>>>

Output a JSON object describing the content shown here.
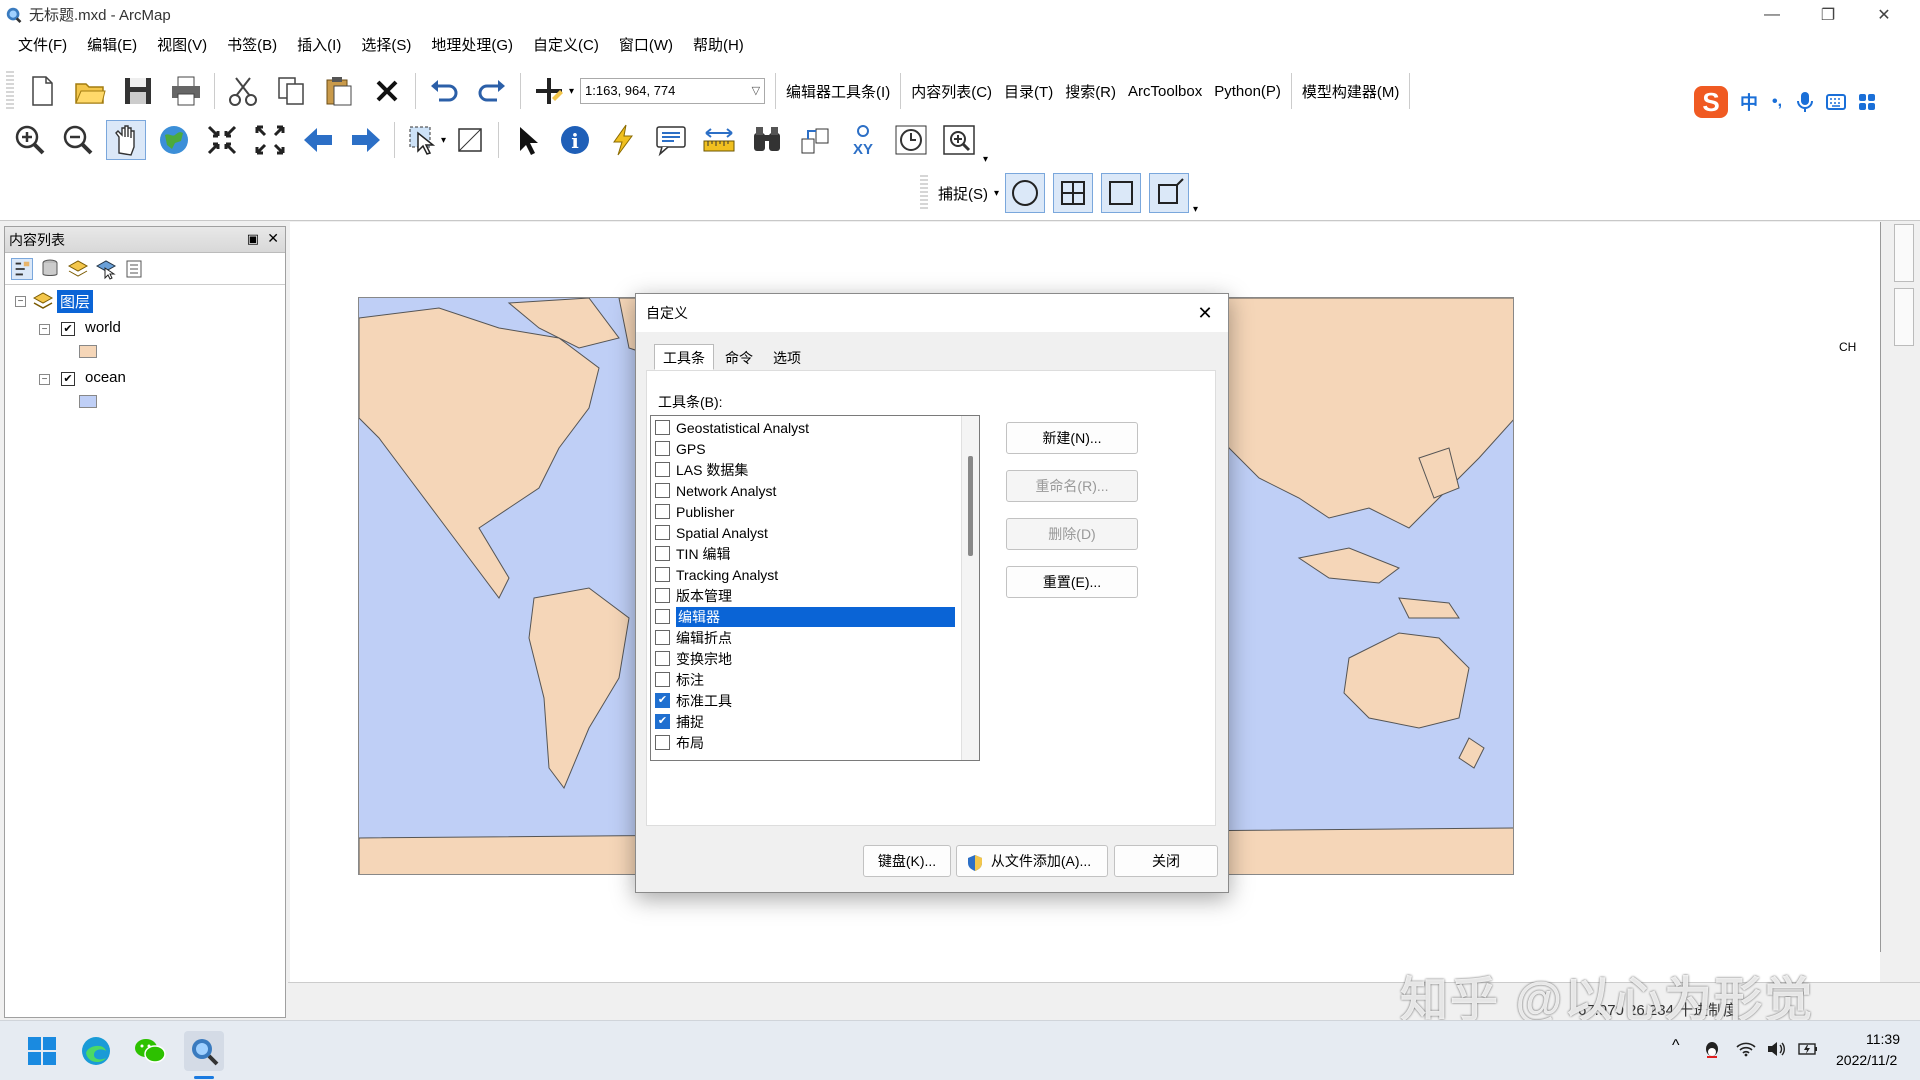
{
  "window": {
    "title": "无标题.mxd - ArcMap",
    "minimize_glyph": "—",
    "restore_glyph": "❐",
    "close_glyph": "✕"
  },
  "menu": [
    "文件(F)",
    "编辑(E)",
    "视图(V)",
    "书签(B)",
    "插入(I)",
    "选择(S)",
    "地理处理(G)",
    "自定义(C)",
    "窗口(W)",
    "帮助(H)"
  ],
  "toolbar": {
    "scale_value": "1:163, 964, 774",
    "links": [
      "编辑器工具条(I)",
      "内容列表(C)",
      "目录(T)",
      "搜索(R)",
      "ArcToolbox",
      "Python(P)",
      "模型构建器(M)"
    ],
    "snapping_label": "捕捉(S)",
    "ime_labels": [
      "中",
      "•,",
      "ᒧ"
    ],
    "icons_row1": [
      "new-document-icon",
      "open-folder-icon",
      "save-icon",
      "print-icon",
      "cut-icon",
      "copy-icon",
      "paste-icon",
      "delete-icon",
      "undo-icon",
      "redo-icon",
      "add-data-icon"
    ],
    "icons_row2": [
      "zoom-in-icon",
      "zoom-out-icon",
      "pan-icon",
      "full-extent-icon",
      "fixed-zoom-in-icon",
      "fixed-zoom-out-icon",
      "back-extent-icon",
      "forward-extent-icon",
      "select-features-icon",
      "clear-selection-icon",
      "select-elements-icon",
      "identify-icon",
      "hyperlink-icon",
      "html-popup-icon",
      "measure-icon",
      "find-icon",
      "find-route-icon",
      "go-to-xy-icon",
      "time-slider-icon",
      "viewer-window-icon"
    ]
  },
  "toc": {
    "title": "内容列表",
    "root_label": "图层",
    "layers": [
      {
        "name": "world",
        "checked": true,
        "swatch": "#f5d6b8"
      },
      {
        "name": "ocean",
        "checked": true,
        "swatch": "#bfcff6"
      }
    ]
  },
  "right_strip": {
    "ch_label": "CH"
  },
  "dialog": {
    "title": "自定义",
    "tabs": [
      "工具条",
      "命令",
      "选项"
    ],
    "list_label": "工具条(B):",
    "toolbars": [
      {
        "name": "Geostatistical Analyst",
        "checked": false
      },
      {
        "name": "GPS",
        "checked": false
      },
      {
        "name": "LAS 数据集",
        "checked": false
      },
      {
        "name": "Network Analyst",
        "checked": false
      },
      {
        "name": "Publisher",
        "checked": false
      },
      {
        "name": "Spatial Analyst",
        "checked": false
      },
      {
        "name": "TIN 编辑",
        "checked": false
      },
      {
        "name": "Tracking Analyst",
        "checked": false
      },
      {
        "name": "版本管理",
        "checked": false
      },
      {
        "name": "编辑器",
        "checked": false,
        "selected": true
      },
      {
        "name": "编辑折点",
        "checked": false
      },
      {
        "name": "变换宗地",
        "checked": false
      },
      {
        "name": "标注",
        "checked": false
      },
      {
        "name": "标准工具",
        "checked": true
      },
      {
        "name": "捕捉",
        "checked": true
      },
      {
        "name": "布局",
        "checked": false
      }
    ],
    "buttons": {
      "new": "新建(N)...",
      "rename": "重命名(R)...",
      "delete": "删除(D)",
      "reset": "重置(E)...",
      "keyboard": "键盘(K)...",
      "add_from_file": "从文件添加(A)...",
      "close": "关闭"
    }
  },
  "status": {
    "coords": "-67.970  26.234 十进制度"
  },
  "watermark": "知乎 @以心为形觉",
  "taskbar": {
    "time": "11:39",
    "date": "2022/11/2",
    "tray_caret": "^"
  },
  "colors": {
    "land": "#f5d6b8",
    "ocean": "#bfcff6",
    "selection": "#0a64d6",
    "accent": "#1f6fd0"
  }
}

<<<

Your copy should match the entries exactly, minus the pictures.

Output a JSON object describing the content shown here.
{
  "window": {
    "title": "无标题.mxd - ArcMap",
    "minimize_glyph": "—",
    "restore_glyph": "❐",
    "close_glyph": "✕"
  },
  "menu": [
    "文件(F)",
    "编辑(E)",
    "视图(V)",
    "书签(B)",
    "插入(I)",
    "选择(S)",
    "地理处理(G)",
    "自定义(C)",
    "窗口(W)",
    "帮助(H)"
  ],
  "toolbar": {
    "scale_value": "1:163, 964, 774",
    "links": [
      "编辑器工具条(I)",
      "内容列表(C)",
      "目录(T)",
      "搜索(R)",
      "ArcToolbox",
      "Python(P)",
      "模型构建器(M)"
    ],
    "snapping_label": "捕捉(S)",
    "ime_labels": [
      "中",
      "•,",
      "ᒧ"
    ],
    "icons_row1": [
      "new-document-icon",
      "open-folder-icon",
      "save-icon",
      "print-icon",
      "cut-icon",
      "copy-icon",
      "paste-icon",
      "delete-icon",
      "undo-icon",
      "redo-icon",
      "add-data-icon"
    ],
    "icons_row2": [
      "zoom-in-icon",
      "zoom-out-icon",
      "pan-icon",
      "full-extent-icon",
      "fixed-zoom-in-icon",
      "fixed-zoom-out-icon",
      "back-extent-icon",
      "forward-extent-icon",
      "select-features-icon",
      "clear-selection-icon",
      "select-elements-icon",
      "identify-icon",
      "hyperlink-icon",
      "html-popup-icon",
      "measure-icon",
      "find-icon",
      "find-route-icon",
      "go-to-xy-icon",
      "time-slider-icon",
      "viewer-window-icon"
    ]
  },
  "toc": {
    "title": "内容列表",
    "root_label": "图层",
    "layers": [
      {
        "name": "world",
        "checked": true,
        "swatch": "#f5d6b8"
      },
      {
        "name": "ocean",
        "checked": true,
        "swatch": "#bfcff6"
      }
    ]
  },
  "right_strip": {
    "ch_label": "CH"
  },
  "dialog": {
    "title": "自定义",
    "tabs": [
      "工具条",
      "命令",
      "选项"
    ],
    "list_label": "工具条(B):",
    "toolbars": [
      {
        "name": "Geostatistical Analyst",
        "checked": false
      },
      {
        "name": "GPS",
        "checked": false
      },
      {
        "name": "LAS 数据集",
        "checked": false
      },
      {
        "name": "Network Analyst",
        "checked": false
      },
      {
        "name": "Publisher",
        "checked": false
      },
      {
        "name": "Spatial Analyst",
        "checked": false
      },
      {
        "name": "TIN 编辑",
        "checked": false
      },
      {
        "name": "Tracking Analyst",
        "checked": false
      },
      {
        "name": "版本管理",
        "checked": false
      },
      {
        "name": "编辑器",
        "checked": false,
        "selected": true
      },
      {
        "name": "编辑折点",
        "checked": false
      },
      {
        "name": "变换宗地",
        "checked": false
      },
      {
        "name": "标注",
        "checked": false
      },
      {
        "name": "标准工具",
        "checked": true
      },
      {
        "name": "捕捉",
        "checked": true
      },
      {
        "name": "布局",
        "checked": false
      }
    ],
    "buttons": {
      "new": "新建(N)...",
      "rename": "重命名(R)...",
      "delete": "删除(D)",
      "reset": "重置(E)...",
      "keyboard": "键盘(K)...",
      "add_from_file": "从文件添加(A)...",
      "close": "关闭"
    }
  },
  "status": {
    "coords": "-67.970  26.234 十进制度"
  },
  "watermark": "知乎 @以心为形觉",
  "taskbar": {
    "time": "11:39",
    "date": "2022/11/2",
    "tray_caret": "^"
  },
  "colors": {
    "land": "#f5d6b8",
    "ocean": "#bfcff6",
    "selection": "#0a64d6",
    "accent": "#1f6fd0"
  }
}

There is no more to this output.